However, even if Jeter's not-too-inclusive leadership skills and aw-shucks humility are consistently exaggerated, I fail to see how Jeter can be a fraud, when all he really ever claimed to be is a pro baseball player. He's a great player who stayed out of trouble (check the national headlines) and ran hard to first base for twenty years.

Carlin is on the Mets station and he's ripping a Yankee player. The station that operates under the pretense of covering "all NY sports" while openly mocking the Yankees.

Carlin's commentary is brought to you by your tri-county Ford dealers (just like the 15th out of the game serves to remind us that you can save 15% on your car insurance in 15 minutes).

So what is Carlin's gripe with a Gatorade commercial?

Jeter makes some cash and further promotes the extremely valuable Brand of Jeter.

Gatorade sells more sugar water to idiots who also think that pro athletes eat anti-nutritional garbage at Subway.

I don't really have a historical scorecard of Chris Carlin's editorial comments.

I have a hunch that Carlin is the fraud here.

I have a hunch that, while Carlin is mocking NY fans and media for worshipping at the altar of Jeter, Carlin spends a lot of time masturbating to a David Wright poster while eating a couple of boxes of ring dings.

Some perspective as Tanaka starts a game for the first time since July 8th.

Tanaka leads the Yankees in wins.

Saturday, September 20, 2014

In corporate speak, it's known as "optics."

Though optics has a very specific meaning -- it's the study of light -- the word is now widely used to mean, simply, how something appears.

If you fall for a PR attempt at good optics, you are an infantile fool.

Mike Lupica, unsurprisingly, in an infantile fool:

"When Major League Baseball’s Bud Selig and Rob Manfred wanted to suspend a dozen guys last year, and drop a richly deserved hammer on a drug cheat like Alex Rodriguez, they didn’t talk about a conduct committee or wait around for law enforcement to throw the first punch against Anthony Bosch, drug pusher to the stars.

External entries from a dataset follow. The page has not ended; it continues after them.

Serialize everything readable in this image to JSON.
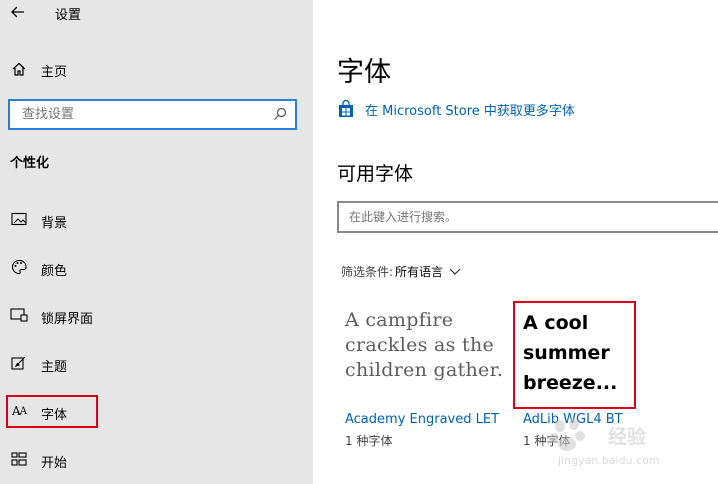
{
  "window": {
    "title": "设置"
  },
  "sidebar": {
    "home_label": "主页",
    "search_placeholder": "查找设置",
    "section_title": "个性化",
    "items": [
      {
        "label": "背景",
        "icon": "picture-icon"
      },
      {
        "label": "颜色",
        "icon": "palette-icon"
      },
      {
        "label": "锁屏界面",
        "icon": "lock-screen-icon"
      },
      {
        "label": "主题",
        "icon": "theme-icon"
      },
      {
        "label": "字体",
        "icon": "font-icon",
        "selected": true
      },
      {
        "label": "开始",
        "icon": "start-icon"
      }
    ]
  },
  "main": {
    "title": "字体",
    "store_link": "在 Microsoft Store 中获取更多字体",
    "available_heading": "可用字体",
    "font_search_placeholder": "在此键入进行搜索。",
    "filter_label": "筛选条件:",
    "filter_value": "所有语言",
    "fonts": [
      {
        "preview": "A campfire crackles as the children gather.",
        "name": "Academy Engraved LET",
        "count": "1 种字体"
      },
      {
        "preview": "A cool summer breeze...",
        "name": "AdLib WGL4 BT",
        "count": "1 种字体"
      }
    ]
  },
  "watermark": {
    "main": "经验",
    "sub": "jingyan.baidu.com"
  },
  "colors": {
    "accent": "#0063b1",
    "highlight": "#d9001b",
    "sidebar_bg": "#e6e6e6",
    "search_border": "#2a7ed3"
  }
}
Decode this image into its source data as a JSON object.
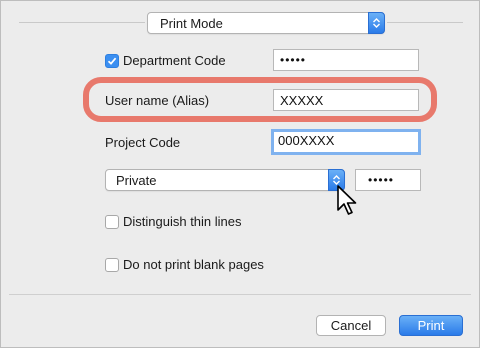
{
  "print_mode": {
    "label": "Print Mode"
  },
  "department_code": {
    "label": "Department Code",
    "checked": true,
    "value": "•••••"
  },
  "user_name": {
    "label": "User name (Alias)",
    "value": "XXXXX"
  },
  "project_code": {
    "label": "Project Code",
    "value": "000XXXX"
  },
  "job_type": {
    "selected": "Private",
    "pin_value": "•••••"
  },
  "options": {
    "thin_lines": {
      "label": "Distinguish thin lines",
      "checked": false
    },
    "blank_pages": {
      "label": "Do not print blank pages",
      "checked": false
    }
  },
  "buttons": {
    "cancel": "Cancel",
    "print": "Print"
  },
  "colors": {
    "accent": "#2a7be9",
    "highlight": "#e8796c",
    "panel": "#ececec"
  }
}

They went right after Bosch with a lawsuit for interference and you know what happened in that moment? They became real enforcers, not people simply posing that way."

Wow. "Real enforcers."

 It's incomprehensible to me that Selig's PR play worked so well.

We got ARod. Steroid era over.

By the way, here's a short list, Mr. Enforcer ... and this does not go back to the good ol' days.

The current AL MVP is a drunk driver.

Who knows how many cheaters helped Baltimore win the AL East and Buck Showalter win Manager of the Year? It's a number somewhere between 1 and 50. We know for sure it isn't 0.

Selig is hardly an enforcer. Selig is a corporate poser and Lupica is his water boy.